── Provided information

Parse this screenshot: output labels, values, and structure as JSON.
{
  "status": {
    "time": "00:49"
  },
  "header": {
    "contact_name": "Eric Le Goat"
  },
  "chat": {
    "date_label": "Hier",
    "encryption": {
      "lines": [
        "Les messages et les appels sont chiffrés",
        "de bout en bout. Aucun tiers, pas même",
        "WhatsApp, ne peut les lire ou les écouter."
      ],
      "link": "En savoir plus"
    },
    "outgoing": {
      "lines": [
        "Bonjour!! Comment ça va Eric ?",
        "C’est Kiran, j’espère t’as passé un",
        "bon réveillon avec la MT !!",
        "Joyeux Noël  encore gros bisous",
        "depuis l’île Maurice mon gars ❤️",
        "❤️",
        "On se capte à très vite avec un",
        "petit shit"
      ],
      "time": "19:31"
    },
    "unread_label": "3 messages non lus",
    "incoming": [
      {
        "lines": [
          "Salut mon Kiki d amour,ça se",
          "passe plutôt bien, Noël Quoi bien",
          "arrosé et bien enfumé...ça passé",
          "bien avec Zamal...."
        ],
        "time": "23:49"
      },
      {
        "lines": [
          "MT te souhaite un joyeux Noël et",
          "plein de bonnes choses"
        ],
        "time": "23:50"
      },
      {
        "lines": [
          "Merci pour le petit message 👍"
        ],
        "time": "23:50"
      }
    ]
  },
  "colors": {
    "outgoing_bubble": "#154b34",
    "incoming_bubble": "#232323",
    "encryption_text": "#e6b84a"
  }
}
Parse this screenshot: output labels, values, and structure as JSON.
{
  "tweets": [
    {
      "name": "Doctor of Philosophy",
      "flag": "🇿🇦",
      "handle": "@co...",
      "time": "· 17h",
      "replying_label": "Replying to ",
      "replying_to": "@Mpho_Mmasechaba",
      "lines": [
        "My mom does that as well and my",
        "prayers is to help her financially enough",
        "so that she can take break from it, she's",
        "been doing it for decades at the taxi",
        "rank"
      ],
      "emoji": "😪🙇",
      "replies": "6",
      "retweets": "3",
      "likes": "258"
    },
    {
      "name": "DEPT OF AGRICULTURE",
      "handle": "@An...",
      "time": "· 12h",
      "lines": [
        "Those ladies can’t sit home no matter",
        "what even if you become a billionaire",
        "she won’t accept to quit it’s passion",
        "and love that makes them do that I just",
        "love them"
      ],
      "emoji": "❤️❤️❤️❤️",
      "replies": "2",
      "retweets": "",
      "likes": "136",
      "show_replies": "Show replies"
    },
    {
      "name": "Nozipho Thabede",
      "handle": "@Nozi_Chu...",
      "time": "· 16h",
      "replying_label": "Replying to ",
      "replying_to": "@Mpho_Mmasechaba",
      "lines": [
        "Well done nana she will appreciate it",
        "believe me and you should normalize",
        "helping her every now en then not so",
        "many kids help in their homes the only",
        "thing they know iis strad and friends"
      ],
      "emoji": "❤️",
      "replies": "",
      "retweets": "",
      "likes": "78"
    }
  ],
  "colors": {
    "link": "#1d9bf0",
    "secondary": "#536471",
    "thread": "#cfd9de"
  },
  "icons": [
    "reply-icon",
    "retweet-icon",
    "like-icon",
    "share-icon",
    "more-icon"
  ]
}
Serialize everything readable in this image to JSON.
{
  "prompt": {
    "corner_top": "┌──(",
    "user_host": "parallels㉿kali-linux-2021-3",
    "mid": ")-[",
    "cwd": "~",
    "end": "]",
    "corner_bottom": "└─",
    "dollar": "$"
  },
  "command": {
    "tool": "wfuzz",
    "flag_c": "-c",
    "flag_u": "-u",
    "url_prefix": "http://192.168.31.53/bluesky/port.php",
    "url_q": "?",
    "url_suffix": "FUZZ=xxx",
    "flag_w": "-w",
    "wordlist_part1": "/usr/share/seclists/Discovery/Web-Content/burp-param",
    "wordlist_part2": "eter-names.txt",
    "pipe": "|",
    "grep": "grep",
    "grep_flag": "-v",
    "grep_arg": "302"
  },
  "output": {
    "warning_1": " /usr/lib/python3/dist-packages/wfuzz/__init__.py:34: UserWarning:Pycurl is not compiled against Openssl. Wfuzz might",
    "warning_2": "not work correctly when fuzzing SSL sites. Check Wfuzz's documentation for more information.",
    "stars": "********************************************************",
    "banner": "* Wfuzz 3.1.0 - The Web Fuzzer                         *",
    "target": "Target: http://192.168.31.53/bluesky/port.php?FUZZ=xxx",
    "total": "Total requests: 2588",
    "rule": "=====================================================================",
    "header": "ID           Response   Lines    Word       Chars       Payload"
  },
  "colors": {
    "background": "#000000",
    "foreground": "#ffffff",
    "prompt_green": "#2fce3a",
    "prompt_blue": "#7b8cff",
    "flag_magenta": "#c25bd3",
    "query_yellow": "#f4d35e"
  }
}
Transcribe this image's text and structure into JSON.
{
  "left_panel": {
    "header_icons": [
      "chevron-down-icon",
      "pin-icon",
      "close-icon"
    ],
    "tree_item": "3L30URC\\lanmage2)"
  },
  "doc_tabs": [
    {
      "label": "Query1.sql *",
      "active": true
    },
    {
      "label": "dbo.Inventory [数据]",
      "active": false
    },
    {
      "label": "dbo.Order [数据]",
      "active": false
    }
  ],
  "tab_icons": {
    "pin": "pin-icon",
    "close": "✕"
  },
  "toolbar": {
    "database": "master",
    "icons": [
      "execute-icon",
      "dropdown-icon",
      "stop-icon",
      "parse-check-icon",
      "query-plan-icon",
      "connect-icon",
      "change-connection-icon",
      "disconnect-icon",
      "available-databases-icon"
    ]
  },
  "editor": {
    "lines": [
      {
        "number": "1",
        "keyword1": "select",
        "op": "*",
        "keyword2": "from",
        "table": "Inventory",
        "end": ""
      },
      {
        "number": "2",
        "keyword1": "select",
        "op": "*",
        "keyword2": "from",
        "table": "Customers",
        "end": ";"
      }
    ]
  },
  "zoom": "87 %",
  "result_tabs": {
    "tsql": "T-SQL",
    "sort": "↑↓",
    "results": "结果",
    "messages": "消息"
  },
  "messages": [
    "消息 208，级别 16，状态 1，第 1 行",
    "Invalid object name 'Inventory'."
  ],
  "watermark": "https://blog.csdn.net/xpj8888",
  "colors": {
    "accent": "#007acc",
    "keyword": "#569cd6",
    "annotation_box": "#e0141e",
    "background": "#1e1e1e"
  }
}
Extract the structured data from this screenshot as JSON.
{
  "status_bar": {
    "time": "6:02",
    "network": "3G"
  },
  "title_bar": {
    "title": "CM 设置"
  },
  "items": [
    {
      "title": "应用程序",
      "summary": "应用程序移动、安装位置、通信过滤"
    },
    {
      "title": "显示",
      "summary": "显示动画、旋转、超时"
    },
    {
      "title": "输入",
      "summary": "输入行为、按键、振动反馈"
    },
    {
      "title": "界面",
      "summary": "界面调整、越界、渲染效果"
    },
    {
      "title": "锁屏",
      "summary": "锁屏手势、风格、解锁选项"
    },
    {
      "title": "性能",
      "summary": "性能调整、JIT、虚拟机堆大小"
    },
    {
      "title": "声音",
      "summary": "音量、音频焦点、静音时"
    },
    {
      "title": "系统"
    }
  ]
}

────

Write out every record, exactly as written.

Parse this screenshot: output labels, values, and structure as JSON.
{
  "status": {
    "time": "00:49"
  },
  "header": {
    "contact_name": "Eric Le Goat"
  },
  "chat": {
    "date_label": "Hier",
    "encryption": {
      "lines": [
        "Les messages et les appels sont chiffrés",
        "de bout en bout. Aucun tiers, pas même",
        "WhatsApp, ne peut les lire ou les écouter."
      ],
      "link": "En savoir plus"
    },
    "outgoing": {
      "lines": [
        "Bonjour!! Comment ça va Eric ?",
        "C’est Kiran, j’espère t’as passé un",
        "bon réveillon avec la MT !!",
        "Joyeux Noël  encore gros bisous",
        "depuis l’île Maurice mon gars ❤️",
        "❤️",
        "On se capte à très vite avec un",
        "petit shit"
      ],
      "time": "19:31"
    },
    "unread_label": "3 messages non lus",
    "incoming": [
      {
        "lines": [
          "Salut mon Kiki d amour,ça se",
          "passe plutôt bien, Noël Quoi bien",
          "arrosé et bien enfumé...ça passé",
          "bien avec Zamal...."
        ],
        "time": "23:49"
      },
      {
        "lines": [
          "MT te souhaite un joyeux Noël et",
          "plein de bonnes choses"
        ],
        "time": "23:50"
      },
      {
        "lines": [
          "Merci pour le petit message 👍"
        ],
        "time": "23:50"
      }
    ]
  },
  "colors": {
    "outgoing_bubble": "#154b34",
    "incoming_bubble": "#232323",
    "encryption_text": "#e6b84a"
  }
}
Parse this screenshot: output labels, values, and structure as JSON.
{
  "tweets": [
    {
      "name": "Doctor of Philosophy",
      "flag": "🇿🇦",
      "handle": "@co...",
      "time": "· 17h",
      "replying_label": "Replying to ",
      "replying_to": "@Mpho_Mmasechaba",
      "lines": [
        "My mom does that as well and my",
        "prayers is to help her financially enough",
        "so that she can take break from it, she's",
        "been doing it for decades at the taxi",
        "rank"
      ],
      "emoji": "😪🙇",
      "replies": "6",
      "retweets": "3",
      "likes": "258"
    },
    {
      "name": "DEPT OF AGRICULTURE",
      "handle": "@An...",
      "time": "· 12h",
      "lines": [
        "Those ladies can’t sit home no matter",
        "what even if you become a billionaire",
        "she won’t accept to quit it’s passion",
        "and love that makes them do that I just",
        "love them"
      ],
      "emoji": "❤️❤️❤️❤️",
      "replies": "2",
      "retweets": "",
      "likes": "136",
      "show_replies": "Show replies"
    },
    {
      "name": "Nozipho Thabede",
      "handle": "@Nozi_Chu...",
      "time": "· 16h",
      "replying_label": "Replying to ",
      "replying_to": "@Mpho_Mmasechaba",
      "lines": [
        "Well done nana she will appreciate it",
        "believe me and you should normalize",
        "helping her every now en then not so",
        "many kids help in their homes the only",
        "thing they know iis strad and friends"
      ],
      "emoji": "❤️",
      "replies": "",
      "retweets": "",
      "likes": "78"
    }
  ],
  "colors": {
    "link": "#1d9bf0",
    "secondary": "#536471",
    "thread": "#cfd9de"
  },
  "icons": [
    "reply-icon",
    "retweet-icon",
    "like-icon",
    "share-icon",
    "more-icon"
  ]
}
Serialize everything readable in this image to JSON.
{
  "prompt": {
    "corner_top": "┌──(",
    "user_host": "parallels㉿kali-linux-2021-3",
    "mid": ")-[",
    "cwd": "~",
    "end": "]",
    "corner_bottom": "└─",
    "dollar": "$"
  },
  "command": {
    "tool": "wfuzz",
    "flag_c": "-c",
    "flag_u": "-u",
    "url_prefix": "http://192.168.31.53/bluesky/port.php",
    "url_q": "?",
    "url_suffix": "FUZZ=xxx",
    "flag_w": "-w",
    "wordlist_part1": "/usr/share/seclists/Discovery/Web-Content/burp-param",
    "wordlist_part2": "eter-names.txt",
    "pipe": "|",
    "grep": "grep",
    "grep_flag": "-v",
    "grep_arg": "302"
  },
  "output": {
    "warning_1": " /usr/lib/python3/dist-packages/wfuzz/__init__.py:34: UserWarning:Pycurl is not compiled against Openssl. Wfuzz might",
    "warning_2": "not work correctly when fuzzing SSL sites. Check Wfuzz's documentation for more information.",
    "stars": "********************************************************",
    "banner": "* Wfuzz 3.1.0 - The Web Fuzzer                         *",
    "target": "Target: http://192.168.31.53/bluesky/port.php?FUZZ=xxx",
    "total": "Total requests: 2588",
    "rule": "=====================================================================",
    "header": "ID           Response   Lines    Word       Chars       Payload"
  },
  "colors": {
    "background": "#000000",
    "foreground": "#ffffff",
    "prompt_green": "#2fce3a",
    "prompt_blue": "#7b8cff",
    "flag_magenta": "#c25bd3",
    "query_yellow": "#f4d35e"
  }
}
Transcribe this image's text and structure into JSON.
{
  "left_panel": {
    "header_icons": [
      "chevron-down-icon",
      "pin-icon",
      "close-icon"
    ],
    "tree_item": "3L30URC\\lanmage2)"
  },
  "doc_tabs": [
    {
      "label": "Query1.sql *",
      "active": true
    },
    {
      "label": "dbo.Inventory [数据]",
      "active": false
    },
    {
      "label": "dbo.Order [数据]",
      "active": false
    }
  ],
  "tab_icons": {
    "pin": "pin-icon",
    "close": "✕"
  },
  "toolbar": {
    "database": "master",
    "icons": [
      "execute-icon",
      "dropdown-icon",
      "stop-icon",
      "parse-check-icon",
      "query-plan-icon",
      "connect-icon",
      "change-connection-icon",
      "disconnect-icon",
      "available-databases-icon"
    ]
  },
  "editor": {
    "lines": [
      {
        "number": "1",
        "keyword1": "select",
        "op": "*",
        "keyword2": "from",
        "table": "Inventory",
        "end": ""
      },
      {
        "number": "2",
        "keyword1": "select",
        "op": "*",
        "keyword2": "from",
        "table": "Customers",
        "end": ";"
      }
    ]
  },
  "zoom": "87 %",
  "result_tabs": {
    "tsql": "T-SQL",
    "sort": "↑↓",
    "results": "结果",
    "messages": "消息"
  },
  "messages": [
    "消息 208，级别 16，状态 1，第 1 行",
    "Invalid object name 'Inventory'."
  ],
  "watermark": "https://blog.csdn.net/xpj8888",
  "colors": {
    "accent": "#007acc",
    "keyword": "#569cd6",
    "annotation_box": "#e0141e",
    "background": "#1e1e1e"
  }
}
Extract the structured data from this screenshot as JSON.
{
  "status_bar": {
    "time": "6:02",
    "network": "3G"
  },
  "title_bar": {
    "title": "CM 设置"
  },
  "items": [
    {
      "title": "应用程序",
      "summary": "应用程序移动、安装位置、通信过滤"
    },
    {
      "title": "显示",
      "summary": "显示动画、旋转、超时"
    },
    {
      "title": "输入",
      "summary": "输入行为、按键、振动反馈"
    },
    {
      "title": "界面",
      "summary": "界面调整、越界、渲染效果"
    },
    {
      "title": "锁屏",
      "summary": "锁屏手势、风格、解锁选项"
    },
    {
      "title": "性能",
      "summary": "性能调整、JIT、虚拟机堆大小"
    },
    {
      "title": "声音",
      "summary": "音量、音频焦点、静音时"
    },
    {
      "title": "系统"
    }
  ]
}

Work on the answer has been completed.